Leslie believes that city plans need to be in implementation, not sitting on shelves. She does not believe that the answer to unmet goals is to promulgate new, more ambitious goals without first addressing why the city fell short of its previous goals. In 2018, 2019 and 2020 the city was featured on the “A List” of top-performing climate action cities by the international organization CDP, but it has since fallen off that list – now behind cities such as Atlanta, Baltimore, Columbus and Phoenix. In its 2022 report to CDP, Denver did not even report its current progress towards many of its climate and energy goals. Denver is already far behind on meeting its goal to have 30% of light-duty vehicles be electric by 2030; a recent report said that 10% is more likely. Falling so far behind is not acceptable. Denver has one of the best-funded city climate programs in the country, but spending a lot does not guarantee succeeding a lot. As mayor, Leslie will insist on frequent, accurate and public assessments of the city’s progress on its climate and sustainability goals. She will direct a final accounting of Denver’s performance on its 2020 sustainability goals and a full assessment of whether Denver is or is not on track to meet its ambitious climate goals. If previous goals were missed and progress on future goals is not where it should be, she will analyze why these shortcomings have occurred and will adjust city strategies and tactics accordingly. Denver residents have been extremely generous in providing funding for city climate and sustainability programs. Leslie wants to ensure that they are getting the maximum return for their generosity.
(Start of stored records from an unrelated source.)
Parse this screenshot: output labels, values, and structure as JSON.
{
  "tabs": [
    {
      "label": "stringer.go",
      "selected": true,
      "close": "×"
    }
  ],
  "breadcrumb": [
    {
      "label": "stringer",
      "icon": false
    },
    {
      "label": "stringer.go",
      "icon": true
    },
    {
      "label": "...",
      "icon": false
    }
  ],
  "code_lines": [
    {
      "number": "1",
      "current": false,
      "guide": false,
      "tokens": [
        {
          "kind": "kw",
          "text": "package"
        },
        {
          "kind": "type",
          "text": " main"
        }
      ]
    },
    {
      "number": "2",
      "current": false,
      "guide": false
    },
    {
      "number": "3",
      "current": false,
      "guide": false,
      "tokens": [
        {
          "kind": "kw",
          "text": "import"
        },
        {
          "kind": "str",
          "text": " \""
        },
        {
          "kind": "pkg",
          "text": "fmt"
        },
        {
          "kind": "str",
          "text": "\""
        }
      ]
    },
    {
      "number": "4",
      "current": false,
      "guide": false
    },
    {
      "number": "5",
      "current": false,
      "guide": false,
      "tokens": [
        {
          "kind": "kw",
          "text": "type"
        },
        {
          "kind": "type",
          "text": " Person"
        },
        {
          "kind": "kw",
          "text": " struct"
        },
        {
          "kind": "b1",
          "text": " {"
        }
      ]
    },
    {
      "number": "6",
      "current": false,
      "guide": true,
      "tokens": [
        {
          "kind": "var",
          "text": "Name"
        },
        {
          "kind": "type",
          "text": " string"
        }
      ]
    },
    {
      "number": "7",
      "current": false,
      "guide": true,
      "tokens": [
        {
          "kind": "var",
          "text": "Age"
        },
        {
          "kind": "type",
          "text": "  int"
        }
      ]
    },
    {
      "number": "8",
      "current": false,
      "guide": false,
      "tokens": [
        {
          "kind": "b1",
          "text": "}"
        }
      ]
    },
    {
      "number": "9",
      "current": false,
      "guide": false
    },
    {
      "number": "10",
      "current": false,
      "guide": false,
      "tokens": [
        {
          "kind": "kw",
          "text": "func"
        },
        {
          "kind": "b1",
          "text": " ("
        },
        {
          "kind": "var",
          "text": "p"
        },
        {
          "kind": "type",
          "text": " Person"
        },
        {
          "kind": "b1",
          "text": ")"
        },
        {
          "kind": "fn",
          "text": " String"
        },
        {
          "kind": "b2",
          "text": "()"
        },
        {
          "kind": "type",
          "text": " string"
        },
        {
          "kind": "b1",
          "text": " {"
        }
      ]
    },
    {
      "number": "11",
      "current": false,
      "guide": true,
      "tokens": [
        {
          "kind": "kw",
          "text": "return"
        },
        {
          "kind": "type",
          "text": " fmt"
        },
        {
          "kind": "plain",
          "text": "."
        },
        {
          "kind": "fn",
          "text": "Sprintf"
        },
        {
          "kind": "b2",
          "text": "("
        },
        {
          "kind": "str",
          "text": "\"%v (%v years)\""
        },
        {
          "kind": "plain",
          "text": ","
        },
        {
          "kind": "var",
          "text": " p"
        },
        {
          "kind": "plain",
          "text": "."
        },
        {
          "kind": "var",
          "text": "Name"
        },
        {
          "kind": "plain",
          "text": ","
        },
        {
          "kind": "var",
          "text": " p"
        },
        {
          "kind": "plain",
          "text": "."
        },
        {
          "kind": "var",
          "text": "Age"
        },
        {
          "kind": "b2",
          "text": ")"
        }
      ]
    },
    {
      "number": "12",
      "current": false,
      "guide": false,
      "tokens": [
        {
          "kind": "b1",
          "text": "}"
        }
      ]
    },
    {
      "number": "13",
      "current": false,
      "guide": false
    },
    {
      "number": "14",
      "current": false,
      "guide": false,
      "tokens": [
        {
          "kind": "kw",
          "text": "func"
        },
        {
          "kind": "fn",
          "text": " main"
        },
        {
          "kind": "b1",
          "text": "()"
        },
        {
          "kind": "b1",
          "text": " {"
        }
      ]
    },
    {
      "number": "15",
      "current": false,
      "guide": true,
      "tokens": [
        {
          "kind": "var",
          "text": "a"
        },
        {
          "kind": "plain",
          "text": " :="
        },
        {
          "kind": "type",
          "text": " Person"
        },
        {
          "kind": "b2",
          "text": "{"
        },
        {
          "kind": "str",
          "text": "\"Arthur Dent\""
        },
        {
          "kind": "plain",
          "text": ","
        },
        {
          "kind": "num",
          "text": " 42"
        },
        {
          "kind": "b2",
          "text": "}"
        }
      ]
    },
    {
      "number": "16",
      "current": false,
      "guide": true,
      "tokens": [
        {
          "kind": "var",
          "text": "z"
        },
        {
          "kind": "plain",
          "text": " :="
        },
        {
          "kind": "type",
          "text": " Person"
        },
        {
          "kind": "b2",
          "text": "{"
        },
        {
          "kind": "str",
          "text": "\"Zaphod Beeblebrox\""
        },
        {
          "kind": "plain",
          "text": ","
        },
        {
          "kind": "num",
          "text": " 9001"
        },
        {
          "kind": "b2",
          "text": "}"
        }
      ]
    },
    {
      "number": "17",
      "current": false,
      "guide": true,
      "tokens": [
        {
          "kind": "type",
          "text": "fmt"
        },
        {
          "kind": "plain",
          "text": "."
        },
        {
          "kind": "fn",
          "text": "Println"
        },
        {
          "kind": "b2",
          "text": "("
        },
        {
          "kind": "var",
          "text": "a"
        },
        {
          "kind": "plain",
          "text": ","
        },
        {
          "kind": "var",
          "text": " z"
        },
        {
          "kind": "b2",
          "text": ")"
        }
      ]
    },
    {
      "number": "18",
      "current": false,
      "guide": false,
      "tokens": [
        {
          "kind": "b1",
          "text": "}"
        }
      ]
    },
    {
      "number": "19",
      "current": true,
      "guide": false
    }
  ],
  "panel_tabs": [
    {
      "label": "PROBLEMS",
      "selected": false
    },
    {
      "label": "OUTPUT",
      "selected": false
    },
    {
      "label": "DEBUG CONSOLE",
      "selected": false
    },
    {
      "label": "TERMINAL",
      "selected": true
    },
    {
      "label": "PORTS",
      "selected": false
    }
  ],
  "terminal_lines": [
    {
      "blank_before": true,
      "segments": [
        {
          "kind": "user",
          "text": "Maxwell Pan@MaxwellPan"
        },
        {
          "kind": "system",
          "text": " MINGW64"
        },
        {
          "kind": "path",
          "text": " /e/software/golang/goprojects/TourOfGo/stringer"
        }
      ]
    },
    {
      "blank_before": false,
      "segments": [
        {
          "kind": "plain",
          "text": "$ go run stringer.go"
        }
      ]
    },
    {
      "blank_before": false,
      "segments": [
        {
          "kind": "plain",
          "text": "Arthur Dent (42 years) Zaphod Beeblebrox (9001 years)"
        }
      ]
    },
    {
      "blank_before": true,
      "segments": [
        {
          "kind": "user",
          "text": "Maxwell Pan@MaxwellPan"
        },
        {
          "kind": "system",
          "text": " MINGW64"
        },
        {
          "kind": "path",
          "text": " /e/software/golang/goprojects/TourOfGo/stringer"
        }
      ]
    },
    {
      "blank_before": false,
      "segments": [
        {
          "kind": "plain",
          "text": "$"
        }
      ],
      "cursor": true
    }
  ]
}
As noted above, Denver cannot solve regional air pollution or international climate change alone. It needs allies, but it cannot ask more from its allies than what it is doing itself. Denver needs to be both a leader and a partner in the struggle against air pollution and rapid climate change. How we expand Denver’s role as an environmental and climate leader is described above. As mayor, Leslie Herod will leverage that leadership by reaching out to neighboring communities near and far, urging them to match our efforts step for step. In Colorado we will join with other communities to demand that the General Assembly give us the tools we need to succeed. We will do the same at the national and international levels. We can only reach the pollution and greenhouse gas reductions we need through robust alliances.
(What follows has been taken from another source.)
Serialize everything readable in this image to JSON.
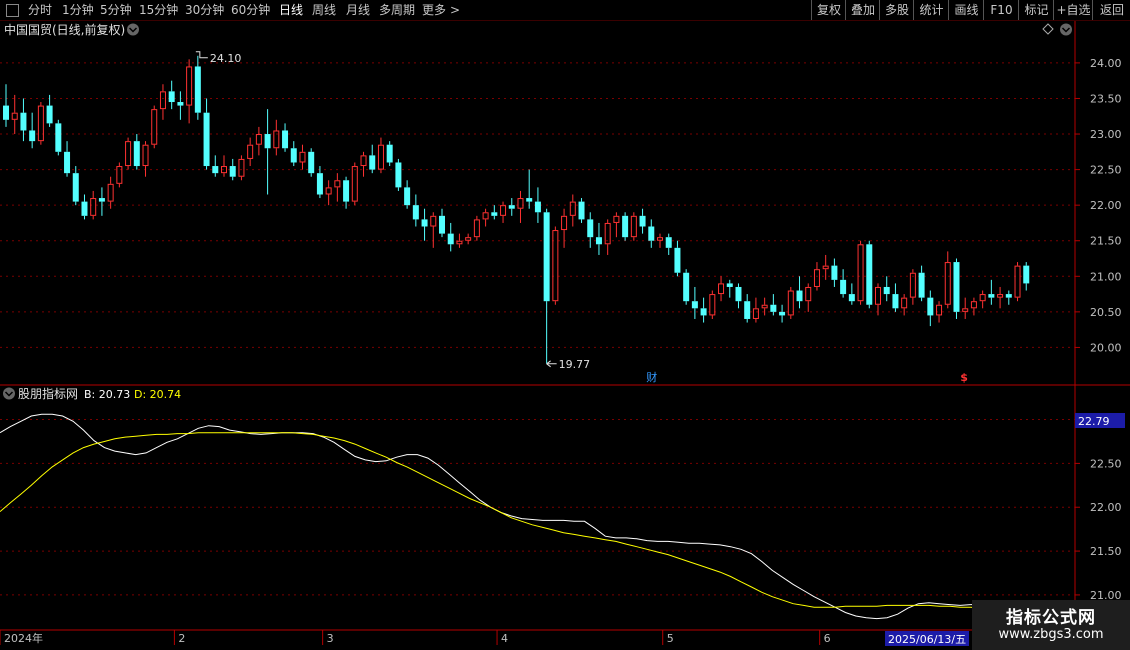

The Denver Climate Office has done amazing work already, and Denver can expand on and invest in this work. Leslie will work with the Office to get more heat pumps, heat pump water heaters, solar panels, and more installed across the city. She will also approach the Office’s efforts through an equity lens by putting a greater emphasis on multi-family properties, getting landlords to implement these upgrades for tenants, rather than focusing only on single-family homes.